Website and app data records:
- - - - - - -

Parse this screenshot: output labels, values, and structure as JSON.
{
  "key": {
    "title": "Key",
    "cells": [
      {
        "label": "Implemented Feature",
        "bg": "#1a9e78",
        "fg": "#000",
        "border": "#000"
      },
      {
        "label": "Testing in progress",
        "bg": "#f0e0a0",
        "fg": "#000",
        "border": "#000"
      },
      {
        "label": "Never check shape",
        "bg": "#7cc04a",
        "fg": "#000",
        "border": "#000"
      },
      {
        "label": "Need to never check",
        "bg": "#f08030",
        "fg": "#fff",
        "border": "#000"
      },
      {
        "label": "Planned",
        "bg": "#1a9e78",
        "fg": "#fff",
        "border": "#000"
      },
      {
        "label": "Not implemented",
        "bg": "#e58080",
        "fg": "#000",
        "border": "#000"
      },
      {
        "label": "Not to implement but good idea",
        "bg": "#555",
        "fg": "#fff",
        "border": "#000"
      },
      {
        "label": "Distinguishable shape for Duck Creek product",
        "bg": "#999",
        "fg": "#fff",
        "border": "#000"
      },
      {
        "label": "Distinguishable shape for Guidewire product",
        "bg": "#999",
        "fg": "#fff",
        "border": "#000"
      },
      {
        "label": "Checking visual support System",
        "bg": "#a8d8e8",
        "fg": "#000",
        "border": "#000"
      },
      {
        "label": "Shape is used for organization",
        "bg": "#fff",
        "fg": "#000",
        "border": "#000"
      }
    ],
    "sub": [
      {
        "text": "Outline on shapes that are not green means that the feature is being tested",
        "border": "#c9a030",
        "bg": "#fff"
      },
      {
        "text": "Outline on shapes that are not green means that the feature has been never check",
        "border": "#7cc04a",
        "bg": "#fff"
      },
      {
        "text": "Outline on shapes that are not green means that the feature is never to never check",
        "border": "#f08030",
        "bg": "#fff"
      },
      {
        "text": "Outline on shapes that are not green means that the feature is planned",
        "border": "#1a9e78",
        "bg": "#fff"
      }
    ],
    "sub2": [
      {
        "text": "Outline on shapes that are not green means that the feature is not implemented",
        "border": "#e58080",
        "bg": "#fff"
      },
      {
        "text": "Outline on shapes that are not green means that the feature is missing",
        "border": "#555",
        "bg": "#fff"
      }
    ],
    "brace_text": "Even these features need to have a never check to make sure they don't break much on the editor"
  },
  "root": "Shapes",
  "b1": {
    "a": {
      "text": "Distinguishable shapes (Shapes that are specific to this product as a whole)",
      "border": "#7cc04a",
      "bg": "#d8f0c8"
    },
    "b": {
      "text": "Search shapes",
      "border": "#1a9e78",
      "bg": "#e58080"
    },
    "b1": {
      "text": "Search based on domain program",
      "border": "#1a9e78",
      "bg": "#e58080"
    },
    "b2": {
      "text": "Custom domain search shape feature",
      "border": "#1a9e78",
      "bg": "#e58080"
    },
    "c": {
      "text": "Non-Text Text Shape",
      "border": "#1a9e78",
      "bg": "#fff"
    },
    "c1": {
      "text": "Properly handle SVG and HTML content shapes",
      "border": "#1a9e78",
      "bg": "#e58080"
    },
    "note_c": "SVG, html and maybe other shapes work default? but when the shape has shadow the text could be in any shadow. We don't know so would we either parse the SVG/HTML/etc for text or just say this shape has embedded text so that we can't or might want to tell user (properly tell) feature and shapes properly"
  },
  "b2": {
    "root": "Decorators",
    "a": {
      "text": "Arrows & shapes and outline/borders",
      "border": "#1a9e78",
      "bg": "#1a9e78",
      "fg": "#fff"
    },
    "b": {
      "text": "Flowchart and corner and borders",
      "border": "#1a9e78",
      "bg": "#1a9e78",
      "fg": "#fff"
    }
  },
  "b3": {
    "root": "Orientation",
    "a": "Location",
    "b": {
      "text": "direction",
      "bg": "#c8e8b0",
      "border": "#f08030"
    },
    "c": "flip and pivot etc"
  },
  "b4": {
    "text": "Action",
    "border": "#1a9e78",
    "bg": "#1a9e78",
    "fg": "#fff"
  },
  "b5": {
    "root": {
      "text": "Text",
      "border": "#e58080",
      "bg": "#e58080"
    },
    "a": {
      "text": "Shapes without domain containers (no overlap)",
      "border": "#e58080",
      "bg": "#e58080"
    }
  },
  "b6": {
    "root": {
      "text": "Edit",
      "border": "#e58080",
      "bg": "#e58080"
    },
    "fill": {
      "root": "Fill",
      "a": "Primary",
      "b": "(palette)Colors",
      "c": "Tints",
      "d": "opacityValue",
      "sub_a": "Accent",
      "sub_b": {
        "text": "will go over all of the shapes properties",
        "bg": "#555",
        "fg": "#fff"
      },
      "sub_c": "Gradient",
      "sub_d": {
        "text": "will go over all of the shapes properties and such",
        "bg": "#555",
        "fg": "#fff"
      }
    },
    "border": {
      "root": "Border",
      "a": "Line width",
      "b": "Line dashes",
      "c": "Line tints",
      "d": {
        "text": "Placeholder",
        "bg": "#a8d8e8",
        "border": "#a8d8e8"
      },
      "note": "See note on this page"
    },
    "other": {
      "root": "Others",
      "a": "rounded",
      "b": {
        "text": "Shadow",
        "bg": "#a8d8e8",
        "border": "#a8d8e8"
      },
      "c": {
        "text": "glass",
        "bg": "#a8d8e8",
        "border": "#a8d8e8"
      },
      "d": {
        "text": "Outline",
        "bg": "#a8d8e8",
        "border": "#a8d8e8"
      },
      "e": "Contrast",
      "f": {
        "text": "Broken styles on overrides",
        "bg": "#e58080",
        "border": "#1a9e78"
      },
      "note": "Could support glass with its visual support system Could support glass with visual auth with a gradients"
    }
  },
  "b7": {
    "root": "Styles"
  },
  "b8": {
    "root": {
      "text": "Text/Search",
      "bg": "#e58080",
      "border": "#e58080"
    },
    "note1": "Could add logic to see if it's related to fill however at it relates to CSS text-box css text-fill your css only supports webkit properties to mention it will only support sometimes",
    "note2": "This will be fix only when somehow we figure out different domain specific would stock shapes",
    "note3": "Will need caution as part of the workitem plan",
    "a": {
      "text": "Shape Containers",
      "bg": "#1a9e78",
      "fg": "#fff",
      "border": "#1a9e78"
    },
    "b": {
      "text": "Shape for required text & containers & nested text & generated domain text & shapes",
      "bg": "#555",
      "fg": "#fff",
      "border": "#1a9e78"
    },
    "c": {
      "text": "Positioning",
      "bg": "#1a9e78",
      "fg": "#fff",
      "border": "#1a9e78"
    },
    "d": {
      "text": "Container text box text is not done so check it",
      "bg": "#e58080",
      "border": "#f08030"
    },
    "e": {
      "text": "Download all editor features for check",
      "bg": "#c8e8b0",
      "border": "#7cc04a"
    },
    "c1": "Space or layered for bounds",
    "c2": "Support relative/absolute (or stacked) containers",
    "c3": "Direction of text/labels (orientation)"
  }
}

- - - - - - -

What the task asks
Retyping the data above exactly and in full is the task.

Written answer
Parse this screenshot: output labels, values, and structure as JSON.
{
  "key": {
    "title": "Key",
    "cells": [
      {
        "label": "Implemented Feature",
        "bg": "#1a9e78",
        "fg": "#000",
        "border": "#000"
      },
      {
        "label": "Testing in progress",
        "bg": "#f0e0a0",
        "fg": "#000",
        "border": "#000"
      },
      {
        "label": "Never check shape",
        "bg": "#7cc04a",
        "fg": "#000",
        "border": "#000"
      },
      {
        "label": "Need to never check",
        "bg": "#f08030",
        "fg": "#fff",
        "border": "#000"
      },
      {
        "label": "Planned",
        "bg": "#1a9e78",
        "fg": "#fff",
        "border": "#000"
      },
      {
        "label": "Not implemented",
        "bg": "#e58080",
        "fg": "#000",
        "border": "#000"
      },
      {
        "label": "Not to implement but good idea",
        "bg": "#555",
        "fg": "#fff",
        "border": "#000"
      },
      {
        "label": "Distinguishable shape for Duck Creek product",
        "bg": "#999",
        "fg": "#fff",
        "border": "#000"
      },
      {
        "label": "Distinguishable shape for Guidewire product",
        "bg": "#999",
        "fg": "#fff",
        "border": "#000"
      },
      {
        "label": "Checking visual support System",
        "bg": "#a8d8e8",
        "fg": "#000",
        "border": "#000"
      },
      {
        "label": "Shape is used for organization",
        "bg": "#fff",
        "fg": "#000",
        "border": "#000"
      }
    ],
    "sub": [
      {
        "text": "Outline on shapes that are not green means that the feature is being tested",
        "border": "#c9a030",
        "bg": "#fff"
      },
      {
        "text": "Outline on shapes that are not green means that the feature has been never check",
        "border": "#7cc04a",
        "bg": "#fff"
      },
      {
        "text": "Outline on shapes that are not green means that the feature is never to never check",
        "border": "#f08030",
        "bg": "#fff"
      },
      {
        "text": "Outline on shapes that are not green means that the feature is planned",
        "border": "#1a9e78",
        "bg": "#fff"
      }
    ],
    "sub2": [
      {
        "text": "Outline on shapes that are not green means that the feature is not implemented",
        "border": "#e58080",
        "bg": "#fff"
      },
      {
        "text": "Outline on shapes that are not green means that the feature is missing",
        "border": "#555",
        "bg": "#fff"
      }
    ],
    "brace_text": "Even these features need to have a never check to make sure they don't break much on the editor"
  },
  "root": "Shapes",
  "b1": {
    "a": {
      "text": "Distinguishable shapes (Shapes that are specific to this product as a whole)",
      "border": "#7cc04a",
      "bg": "#d8f0c8"
    },
    "b": {
      "text": "Search shapes",
      "border": "#1a9e78",
      "bg": "#e58080"
    },
    "b1": {
      "text": "Search based on domain program",
      "border": "#1a9e78",
      "bg": "#e58080"
    },
    "b2": {
      "text": "Custom domain search shape feature",
      "border": "#1a9e78",
      "bg": "#e58080"
    },
    "c": {
      "text": "Non-Text Text Shape",
      "border": "#1a9e78",
      "bg": "#fff"
    },
    "c1": {
      "text": "Properly handle SVG and HTML content shapes",
      "border": "#1a9e78",
      "bg": "#e58080"
    },
    "note_c": "SVG, html and maybe other shapes work default? but when the shape has shadow the text could be in any shadow. We don't know so would we either parse the SVG/HTML/etc for text or just say this shape has embedded text so that we can't or might want to tell user (properly tell) feature and shapes properly"
  },
  "b2": {
    "root": "Decorators",
    "a": {
      "text": "Arrows & shapes and outline/borders",
      "border": "#1a9e78",
      "bg": "#1a9e78",
      "fg": "#fff"
    },
    "b": {
      "text": "Flowchart and corner and borders",
      "border": "#1a9e78",
      "bg": "#1a9e78",
      "fg": "#fff"
    }
  },
  "b3": {
    "root": "Orientation",
    "a": "Location",
    "b": {
      "text": "direction",
      "bg": "#c8e8b0",
      "border": "#f08030"
    },
    "c": "flip and pivot etc"
  },
  "b4": {
    "text": "Action",
    "border": "#1a9e78",
    "bg": "#1a9e78",
    "fg": "#fff"
  },
  "b5": {
    "root": {
      "text": "Text",
      "border": "#e58080",
      "bg": "#e58080"
    },
    "a": {
      "text": "Shapes without domain containers (no overlap)",
      "border": "#e58080",
      "bg": "#e58080"
    }
  },
  "b6": {
    "root": {
      "text": "Edit",
      "border": "#e58080",
      "bg": "#e58080"
    },
    "fill": {
      "root": "Fill",
      "a": "Primary",
      "b": "(palette)Colors",
      "c": "Tints",
      "d": "opacityValue",
      "sub_a": "Accent",
      "sub_b": {
        "text": "will go over all of the shapes properties",
        "bg": "#555",
        "fg": "#fff"
      },
      "sub_c": "Gradient",
      "sub_d": {
        "text": "will go over all of the shapes properties and such",
        "bg": "#555",
        "fg": "#fff"
      }
    },
    "border": {
      "root": "Border",
      "a": "Line width",
      "b": "Line dashes",
      "c": "Line tints",
      "d": {
        "text": "Placeholder",
        "bg": "#a8d8e8",
        "border": "#a8d8e8"
      },
      "note": "See note on this page"
    },
    "other": {
      "root": "Others",
      "a": "rounded",
      "b": {
        "text": "Shadow",
        "bg": "#a8d8e8",
        "border": "#a8d8e8"
      },
      "c": {
        "text": "glass",
        "bg": "#a8d8e8",
        "border": "#a8d8e8"
      },
      "d": {
        "text": "Outline",
        "bg": "#a8d8e8",
        "border": "#a8d8e8"
      },
      "e": "Contrast",
      "f": {
        "text": "Broken styles on overrides",
        "bg": "#e58080",
        "border": "#1a9e78"
      },
      "note": "Could support glass with its visual support system Could support glass with visual auth with a gradients"
    }
  },
  "b7": {
    "root": "Styles"
  },
  "b8": {
    "root": {
      "text": "Text/Search",
      "bg": "#e58080",
      "border": "#e58080"
    },
    "note1": "Could add logic to see if it's related to fill however at it relates to CSS text-box css text-fill your css only supports webkit properties to mention it will only support sometimes",
    "note2": "This will be fix only when somehow we figure out different domain specific would stock shapes",
    "note3": "Will need caution as part of the workitem plan",
    "a": {
      "text": "Shape Containers",
      "bg": "#1a9e78",
      "fg": "#fff",
      "border": "#1a9e78"
    },
    "b": {
      "text": "Shape for required text & containers & nested text & generated domain text & shapes",
      "bg": "#555",
      "fg": "#fff",
      "border": "#1a9e78"
    },
    "c": {
      "text": "Positioning",
      "bg": "#1a9e78",
      "fg": "#fff",
      "border": "#1a9e78"
    },
    "d": {
      "text": "Container text box text is not done so check it",
      "bg": "#e58080",
      "border": "#f08030"
    },
    "e": {
      "text": "Download all editor features for check",
      "bg": "#c8e8b0",
      "border": "#7cc04a"
    },
    "c1": "Space or layered for bounds",
    "c2": "Support relative/absolute (or stacked) containers",
    "c3": "Direction of text/labels (orientation)"
  }
}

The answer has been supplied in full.